Nearly 200 people representing 70 private parks and 40 vendors are meeting in Kerrville, Texas, this week for the Texas Association of Campground Owners (TACO) annual spring meeting and tradeshow.
The May 16-18 event, held at Guadalupe River RV Resort, included a legislative update on Sunday, during which TACO Executive Director and CEO Brian Schaeffer and legislative consultant Ron Hinkle told park owners that the association is working with several cities across the Lone Star State to pass RV friendly codes to ensure the continued prosperity and growth of private parks in Texas.
TACO launched the effort several weeks ago after the Baytown City Council proposed an ordinance that would have prohibited people from staying in campgrounds or RV parks for more than 30 consecutive days in a six-month period.
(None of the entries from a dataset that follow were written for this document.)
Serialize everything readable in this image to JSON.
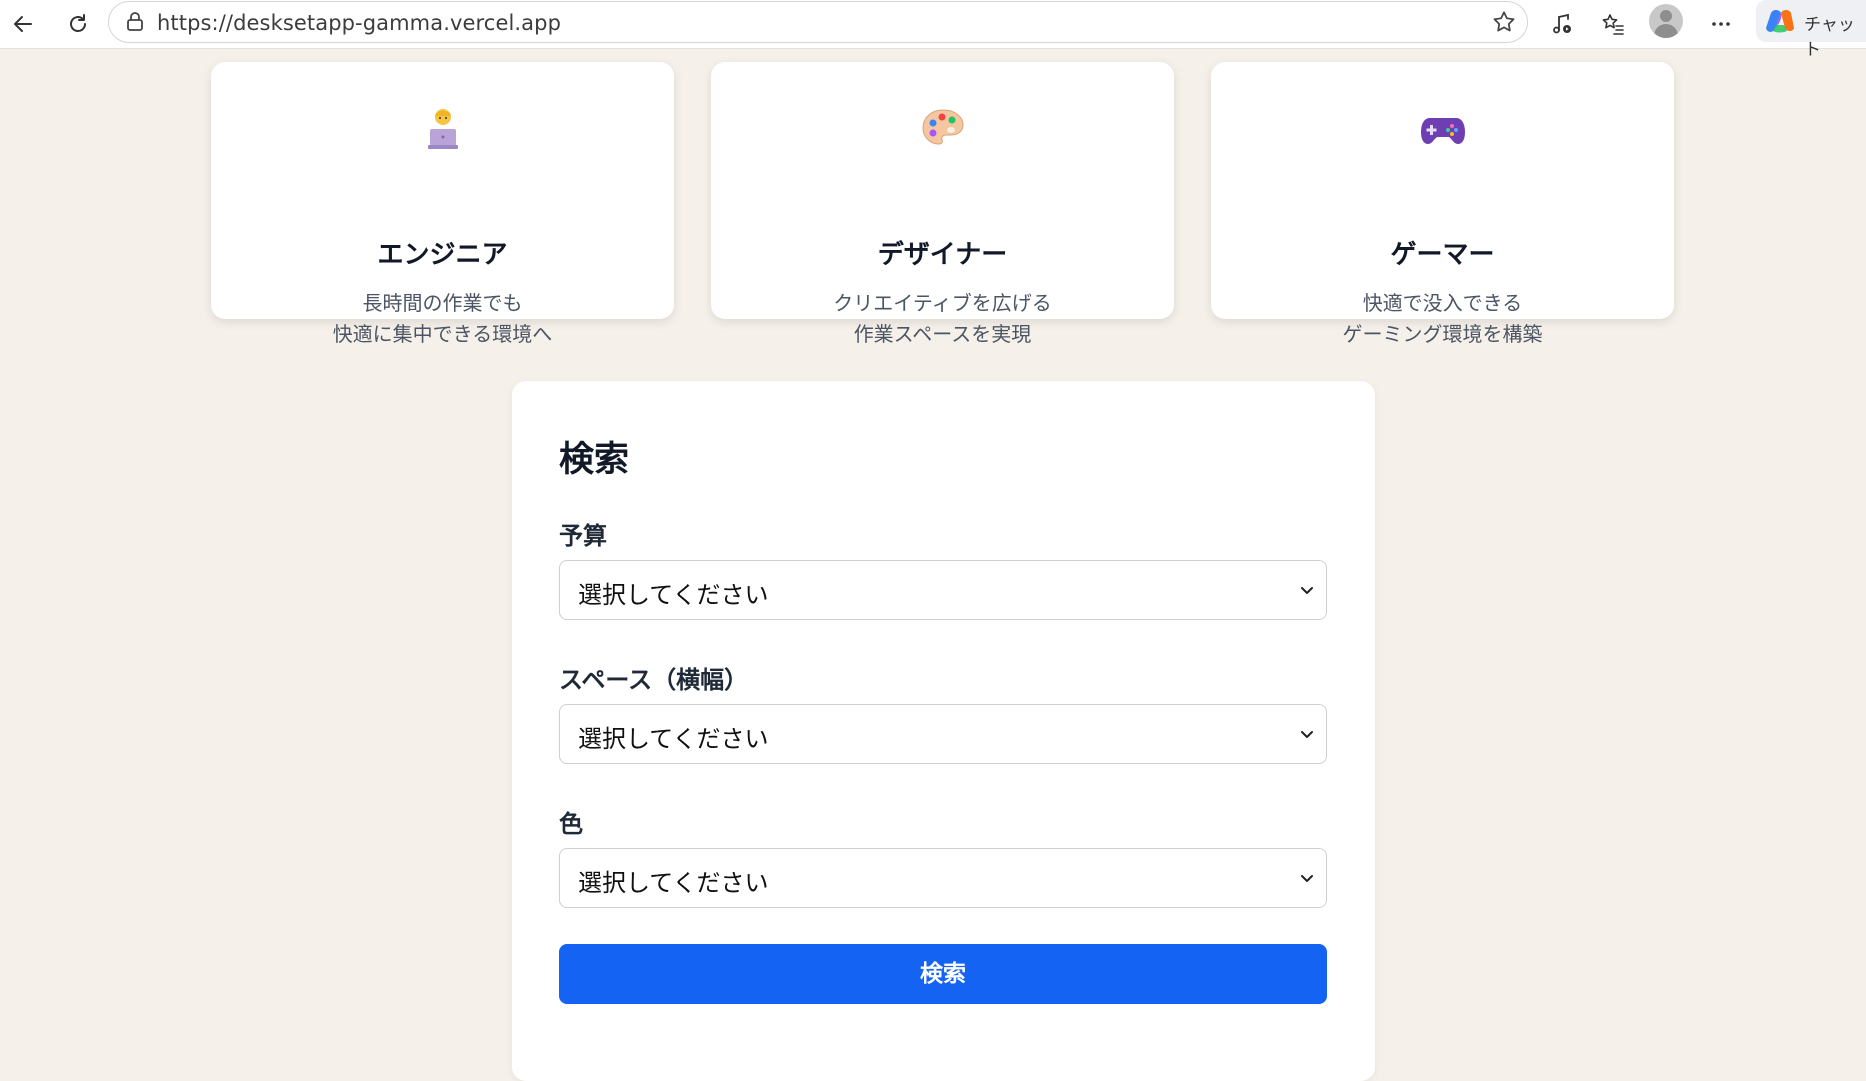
{
  "browser": {
    "url": "https://desksetapp-gamma.vercel.app",
    "chat_label": "チャット",
    "icons": [
      "back-icon",
      "refresh-icon",
      "lock-icon",
      "favorite-star-icon",
      "media-icon",
      "favorites-list-icon",
      "profile-avatar",
      "more-icon",
      "copilot-icon"
    ]
  },
  "cards": [
    {
      "icon": "technologist-emoji",
      "title": "エンジニア",
      "desc_line1": "長時間の作業でも",
      "desc_line2": "快適に集中できる環境へ"
    },
    {
      "icon": "artist-palette-emoji",
      "title": "デザイナー",
      "desc_line1": "クリエイティブを広げる",
      "desc_line2": "作業スペースを実現"
    },
    {
      "icon": "game-controller-emoji",
      "title": "ゲーマー",
      "desc_line1": "快適で没入できる",
      "desc_line2": "ゲーミング環境を構築"
    }
  ],
  "search": {
    "title": "検索",
    "fields": [
      {
        "label": "予算",
        "value": "選択してください"
      },
      {
        "label": "スペース（横幅）",
        "value": "選択してください"
      },
      {
        "label": "色",
        "value": "選択してください"
      }
    ],
    "submit_label": "検索"
  },
  "colors": {
    "page_bg": "#f6f0ea",
    "primary_button": "#1463f3"
  }
}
“This ordinance, if it had been approved, would have killed the Winter Texan business in Baytown,” Schaeffer said. “Fortunately, we were able to have that item pulled from the city council agenda.”
TACO is working with Baytown to develop “a friendly RV and park model code” and is extending the effort to several other cities in Texas where the association believes such ordinances are needed.
TACO is also working with independent water boards and the Texas Commission on Environmental Quality to standardize RV park water rates so that parks are charged only for the water they use rather than be assessed separate fees for each campsite.
Sunday’s activities also included a roundtable discussion with Jim Rowley of Pecan Park Campground in San Marcos; Bob Kennedy of Lubbock RV Park; Doug Shearer of Parkview Riverside RV Park in Rio Frio; Terry Munoz of Thousand Trails-Lake Conroe; and Bryan Kastleman of Hill County RV Resort in New Braunfels. The panelists provided their insights on “the good, the bad and the ugly” of private park management, and covered topics involving everything from park layout and design to marketing strategies and their advice on how to prioritize park improvements.
Evening activities featured a Mexican fiesta dinner with a live band and a casino, with Rachel Rowley of Pecan Park Campground raking in $70,000 worth of casino chips.